New research from Norway shows that smaller cow herds in free-stall facilities produce less milk than cows in tie-stalls. But it also indicates these animals have a higher reproductive performance and suffer less teat injuries and metabolic diseases. Research published in BioMed Central's journal Acta Veterinaria Scandinavica compared performance and health within the two stall types in response to Norway’s ban on the construction of new tie-stalls.
Egil Simensen from the Norwegian School of Veterinary Science, Oslo, worked with a team of researchers to investigate data on 812 herds of Norwegian Red cattle, 192 of which were kept in tie-stalls.
He says that, free-stall cows in smaller herds produced significantly less milk than those in tie-stalls, but more milk in larger herds.
“Cattle are social animals and readily form dominance hierarchies, especially at areas of access to feed, water and rest,” Simensen says. “It may be that cattle which are free to move around spend more time fighting and less time feeding in small free-stalls, particularly when the design of the stall is suboptimal."
Since 2004, all new cattle stalls built in Norway must be of the free-stall type. There has, however, been very little research on the impact of the interaction between housing system and herd size on animal welfare.

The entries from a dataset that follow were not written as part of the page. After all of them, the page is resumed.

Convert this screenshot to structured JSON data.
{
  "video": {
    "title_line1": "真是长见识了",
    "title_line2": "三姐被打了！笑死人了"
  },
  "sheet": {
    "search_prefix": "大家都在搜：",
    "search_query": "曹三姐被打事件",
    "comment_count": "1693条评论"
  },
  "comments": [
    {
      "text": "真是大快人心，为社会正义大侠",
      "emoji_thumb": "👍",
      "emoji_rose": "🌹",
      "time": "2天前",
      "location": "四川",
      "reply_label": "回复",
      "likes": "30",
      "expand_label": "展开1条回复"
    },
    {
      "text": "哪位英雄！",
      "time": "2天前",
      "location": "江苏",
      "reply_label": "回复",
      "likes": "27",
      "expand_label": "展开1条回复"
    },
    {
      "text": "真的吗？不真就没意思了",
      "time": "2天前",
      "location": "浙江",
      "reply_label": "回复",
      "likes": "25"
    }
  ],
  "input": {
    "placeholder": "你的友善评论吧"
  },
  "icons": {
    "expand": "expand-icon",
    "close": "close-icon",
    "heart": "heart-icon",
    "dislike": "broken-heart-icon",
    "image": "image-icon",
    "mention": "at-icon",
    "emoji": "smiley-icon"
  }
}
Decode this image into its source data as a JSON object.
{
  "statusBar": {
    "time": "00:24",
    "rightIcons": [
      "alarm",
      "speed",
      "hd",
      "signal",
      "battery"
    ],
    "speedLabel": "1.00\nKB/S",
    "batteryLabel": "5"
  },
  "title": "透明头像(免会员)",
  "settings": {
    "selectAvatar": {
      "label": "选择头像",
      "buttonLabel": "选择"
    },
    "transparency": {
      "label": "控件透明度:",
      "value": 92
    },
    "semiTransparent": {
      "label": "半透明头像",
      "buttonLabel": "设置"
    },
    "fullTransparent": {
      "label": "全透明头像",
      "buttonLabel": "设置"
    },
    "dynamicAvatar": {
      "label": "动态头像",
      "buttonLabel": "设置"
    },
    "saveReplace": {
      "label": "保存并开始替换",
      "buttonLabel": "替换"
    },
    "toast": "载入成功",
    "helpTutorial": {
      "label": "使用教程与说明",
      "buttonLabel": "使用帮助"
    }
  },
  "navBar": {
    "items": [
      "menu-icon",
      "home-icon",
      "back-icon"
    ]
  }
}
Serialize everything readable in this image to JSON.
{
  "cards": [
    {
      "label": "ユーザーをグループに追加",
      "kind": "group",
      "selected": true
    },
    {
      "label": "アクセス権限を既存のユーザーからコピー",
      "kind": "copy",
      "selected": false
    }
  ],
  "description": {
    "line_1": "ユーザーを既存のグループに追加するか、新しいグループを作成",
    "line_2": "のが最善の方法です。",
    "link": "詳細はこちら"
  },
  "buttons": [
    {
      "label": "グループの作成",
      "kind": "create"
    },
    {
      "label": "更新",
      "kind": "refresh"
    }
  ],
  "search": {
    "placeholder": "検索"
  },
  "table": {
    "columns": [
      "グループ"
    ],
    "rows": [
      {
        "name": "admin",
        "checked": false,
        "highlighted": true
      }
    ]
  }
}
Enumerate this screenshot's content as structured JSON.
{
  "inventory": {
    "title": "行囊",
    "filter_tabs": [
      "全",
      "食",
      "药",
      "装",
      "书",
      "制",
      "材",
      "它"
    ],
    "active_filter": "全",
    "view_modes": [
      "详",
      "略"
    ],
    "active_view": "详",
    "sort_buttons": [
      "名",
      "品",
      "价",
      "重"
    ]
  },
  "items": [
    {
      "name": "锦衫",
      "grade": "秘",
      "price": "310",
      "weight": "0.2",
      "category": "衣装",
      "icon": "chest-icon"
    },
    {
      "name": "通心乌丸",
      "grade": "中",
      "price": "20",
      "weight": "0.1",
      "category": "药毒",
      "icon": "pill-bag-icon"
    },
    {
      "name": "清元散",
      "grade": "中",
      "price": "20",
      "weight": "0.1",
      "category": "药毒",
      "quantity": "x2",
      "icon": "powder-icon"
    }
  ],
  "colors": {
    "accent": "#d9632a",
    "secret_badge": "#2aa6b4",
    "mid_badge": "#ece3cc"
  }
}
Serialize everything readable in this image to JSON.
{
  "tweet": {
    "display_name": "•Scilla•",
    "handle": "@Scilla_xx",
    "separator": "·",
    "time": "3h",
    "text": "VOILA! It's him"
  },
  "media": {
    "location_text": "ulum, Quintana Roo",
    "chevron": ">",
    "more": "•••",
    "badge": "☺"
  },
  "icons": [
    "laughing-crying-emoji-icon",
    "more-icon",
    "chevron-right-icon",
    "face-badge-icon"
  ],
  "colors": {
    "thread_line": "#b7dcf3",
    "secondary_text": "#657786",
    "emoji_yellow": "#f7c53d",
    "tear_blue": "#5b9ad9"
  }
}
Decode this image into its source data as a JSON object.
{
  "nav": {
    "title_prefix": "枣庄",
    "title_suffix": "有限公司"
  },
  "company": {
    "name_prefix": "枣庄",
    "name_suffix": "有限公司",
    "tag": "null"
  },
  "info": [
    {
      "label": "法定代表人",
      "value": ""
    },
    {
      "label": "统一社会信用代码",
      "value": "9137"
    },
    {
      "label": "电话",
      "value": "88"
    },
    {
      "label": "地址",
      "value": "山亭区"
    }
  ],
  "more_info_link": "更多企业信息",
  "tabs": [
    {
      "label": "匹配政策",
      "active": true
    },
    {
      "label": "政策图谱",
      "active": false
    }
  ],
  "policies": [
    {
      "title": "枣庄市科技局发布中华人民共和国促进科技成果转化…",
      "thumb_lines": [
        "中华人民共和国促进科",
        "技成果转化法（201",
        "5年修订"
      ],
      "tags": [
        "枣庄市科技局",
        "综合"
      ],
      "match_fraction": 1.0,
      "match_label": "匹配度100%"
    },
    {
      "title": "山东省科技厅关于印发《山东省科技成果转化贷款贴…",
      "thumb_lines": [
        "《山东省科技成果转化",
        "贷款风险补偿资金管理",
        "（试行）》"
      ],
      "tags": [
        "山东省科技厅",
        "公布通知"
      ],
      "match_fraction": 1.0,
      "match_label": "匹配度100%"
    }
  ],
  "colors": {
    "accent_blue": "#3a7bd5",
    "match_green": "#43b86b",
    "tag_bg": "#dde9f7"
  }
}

Simensen adds, "Performance and health is not universally better in small free-stalls than in tie-stalls. Herd size must be taken into consideration when preparing and evaluating regulations regarding housing system for dairy cows."